- [About this exercise] Show each line of the records below where the word "sync" occurs.

- [Provided entries]
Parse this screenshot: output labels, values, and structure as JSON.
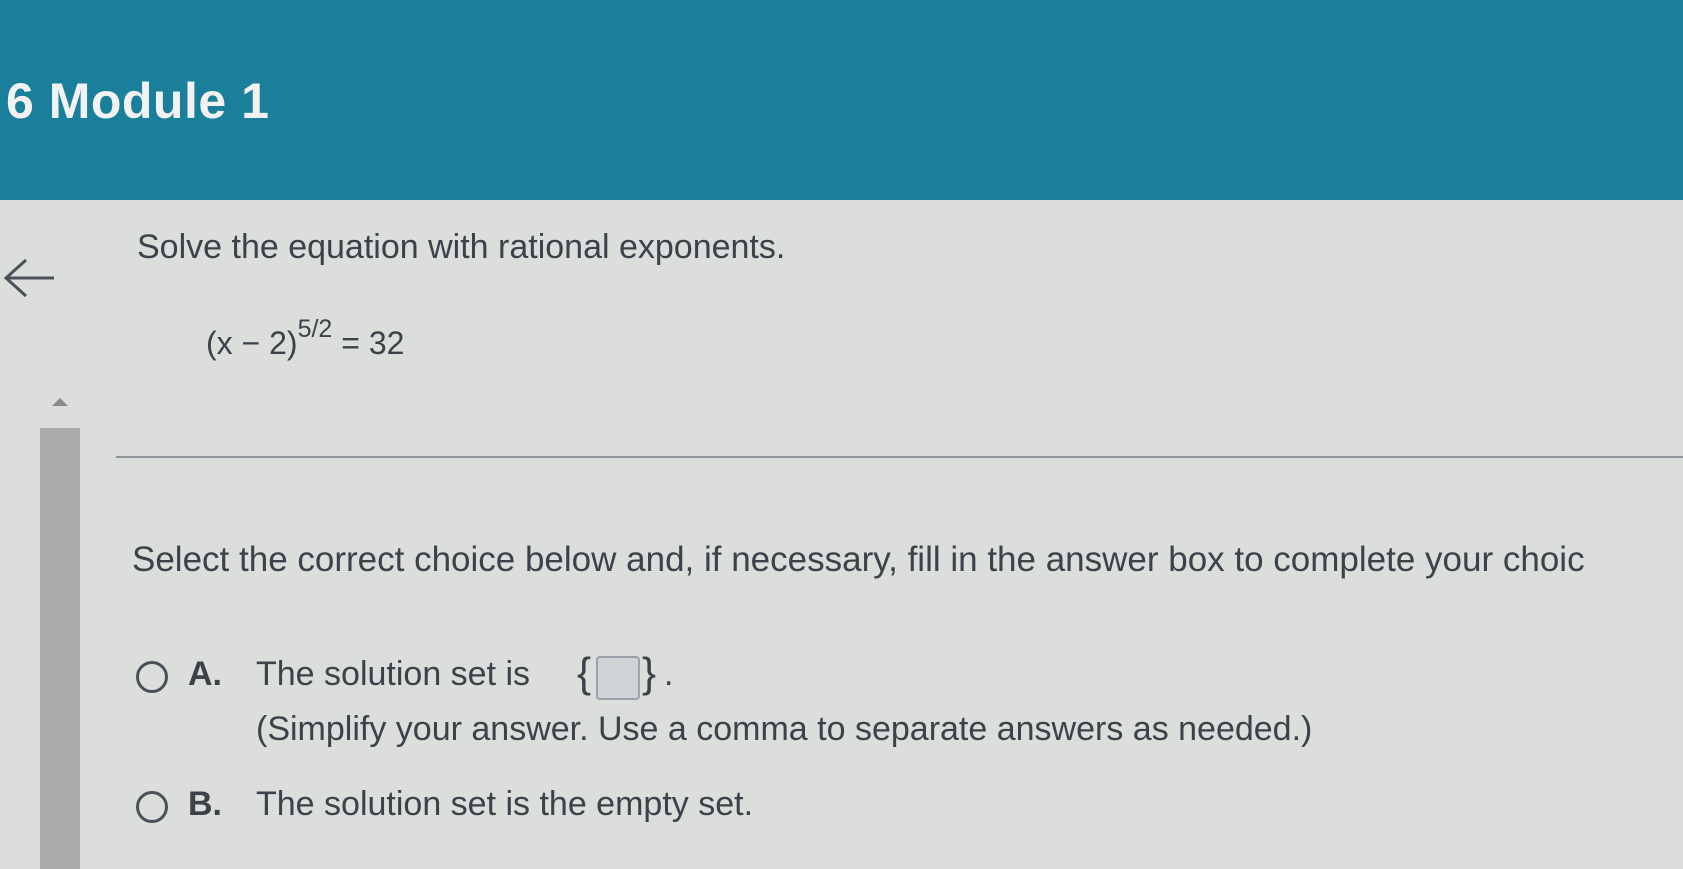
{
  "header": {
    "title": "6 Module 1"
  },
  "question": {
    "prompt": "Solve the equation with rational exponents.",
    "equation_base": "(x − 2)",
    "equation_exponent": "5/2",
    "equation_rhs": "= 32"
  },
  "instruction": "Select the correct choice below and, if necessary, fill in the answer box to complete your choic",
  "choices": [
    {
      "letter": "A.",
      "text": "The solution set is",
      "brace_open": "{",
      "brace_close": "}",
      "period": ".",
      "answer_value": "",
      "hint": "(Simplify your answer. Use a comma to separate answers as needed.)"
    },
    {
      "letter": "B.",
      "text": "The solution set is the empty set."
    }
  ],
  "colors": {
    "header_bg": "#1a7f9b",
    "page_bg": "#dcdedc",
    "text": "#3c414a"
  },
  "icons": {
    "back": "arrow-left-icon",
    "scroll": "scroll-up-icon"
  }
}
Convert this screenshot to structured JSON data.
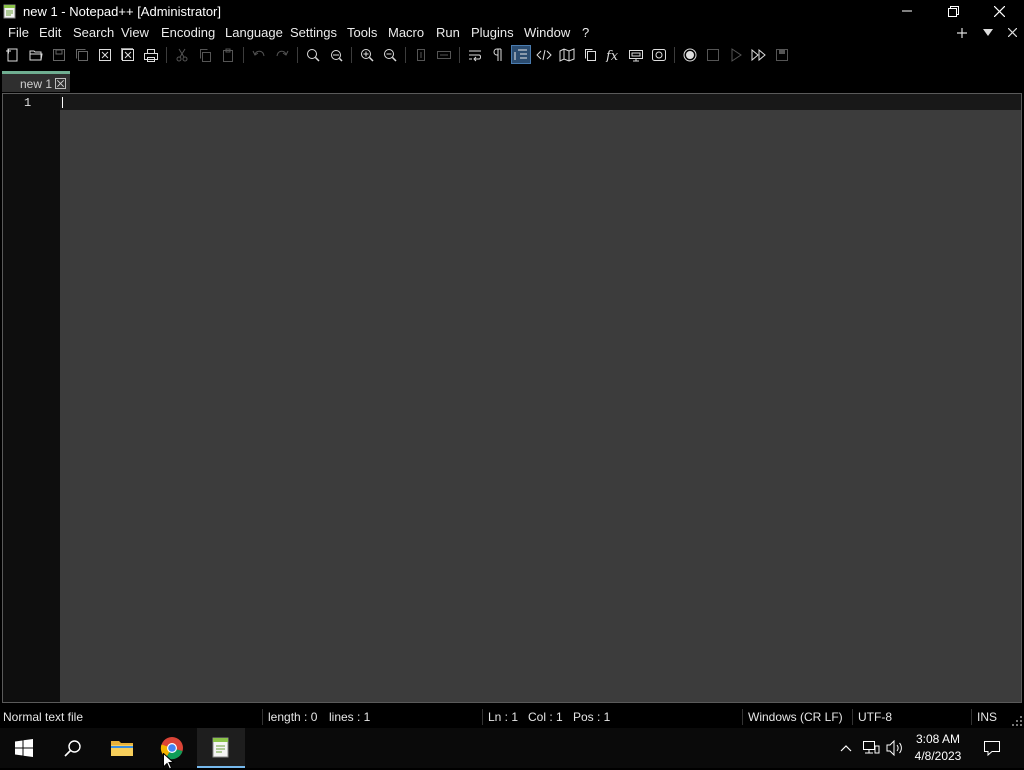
{
  "window": {
    "title": "new 1 - Notepad++ [Administrator]"
  },
  "menu": [
    "File",
    "Edit",
    "Search",
    "View",
    "Encoding",
    "Language",
    "Settings",
    "Tools",
    "Macro",
    "Run",
    "Plugins",
    "Window",
    "?"
  ],
  "toolbar": {
    "icons": [
      "new-file-icon",
      "open-file-icon",
      "save-icon",
      "save-all-icon",
      "close-icon",
      "close-all-icon",
      "print-icon",
      "cut-icon",
      "copy-icon",
      "paste-icon",
      "undo-icon",
      "redo-icon",
      "find-icon",
      "replace-icon",
      "zoom-in-icon",
      "zoom-out-icon",
      "sync-vertical-icon",
      "sync-horizontal-icon",
      "word-wrap-icon",
      "show-all-characters-icon",
      "indent-guide-icon",
      "language-icon",
      "document-map-icon",
      "document-list-icon",
      "function-list-icon",
      "folder-as-workspace-icon",
      "monitoring-icon",
      "record-macro-icon",
      "stop-recording-icon",
      "play-macro-icon",
      "run-macro-multiple-icon",
      "save-macro-icon"
    ]
  },
  "tab": {
    "label": "new 1"
  },
  "editor": {
    "line_number": "1",
    "content": ""
  },
  "status": {
    "file_type": "Normal text file",
    "length": "length : 0",
    "lines": "lines : 1",
    "ln": "Ln : 1",
    "col": "Col : 1",
    "pos": "Pos : 1",
    "eol": "Windows (CR LF)",
    "encoding": "UTF-8",
    "mode": "INS"
  },
  "taskbar": {
    "time": "3:08 AM",
    "date": "4/8/2023"
  },
  "colors": {
    "accent": "#6fae91",
    "editor_bg": "#3c3c3c",
    "gutter_bg": "#0e0e0e",
    "active_button": "#2b4c70"
  }
}
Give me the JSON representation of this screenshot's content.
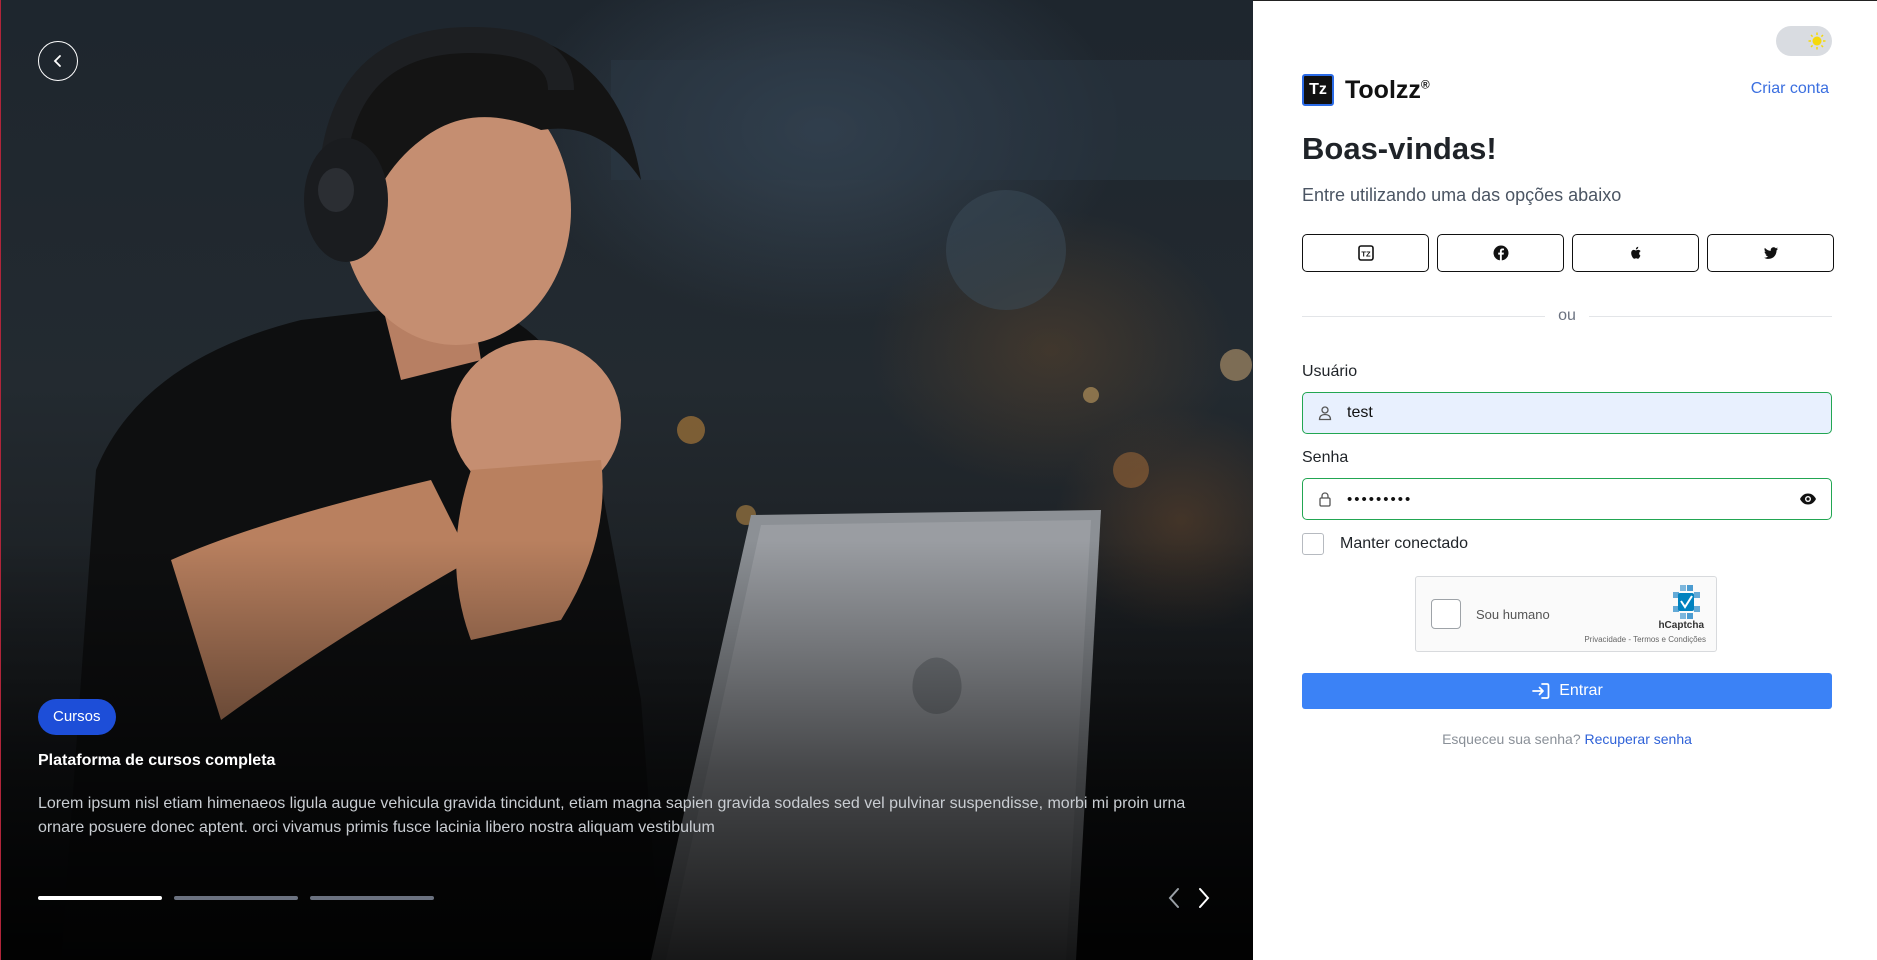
{
  "hero": {
    "tag": "Cursos",
    "title": "Plataforma de cursos completa",
    "description": "Lorem ipsum nisl etiam himenaeos ligula augue vehicula gravida tincidunt, etiam magna sapien gravida sodales sed vel pulvinar suspendisse, morbi mi proin urna ornare posuere donec aptent. orci vivamus primis fusce lacinia libero nostra aliquam vestibulum",
    "slides_total": 3,
    "active_slide": 1
  },
  "brand": {
    "logo_mark": "Tz",
    "name": "Toolzz",
    "trademark": "®"
  },
  "header": {
    "create_account": "Criar conta"
  },
  "login": {
    "welcome": "Boas-vindas!",
    "subtitle": "Entre utilizando uma das opções abaixo",
    "social_icons": [
      "toolzz-icon",
      "facebook-icon",
      "apple-icon",
      "twitter-icon"
    ],
    "divider": "ou",
    "username_label": "Usuário",
    "username_value": "test",
    "password_label": "Senha",
    "password_value": "•••••••••",
    "remember_label": "Manter conectado",
    "captcha_label": "Sou humano",
    "captcha_brand": "hCaptcha",
    "captcha_terms": "Privacidade - Termos e Condições",
    "submit_label": "Entrar",
    "forgot_text": "Esqueceu sua senha?",
    "forgot_link": "Recuperar senha"
  },
  "colors": {
    "accent": "#3b82f6",
    "tag_bg": "#1d4ed8",
    "field_valid_border": "#22a652",
    "link": "#3b6fe0"
  }
}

- [Response area]
      "sync-vertical-icon",
      "sync-horizontal-icon",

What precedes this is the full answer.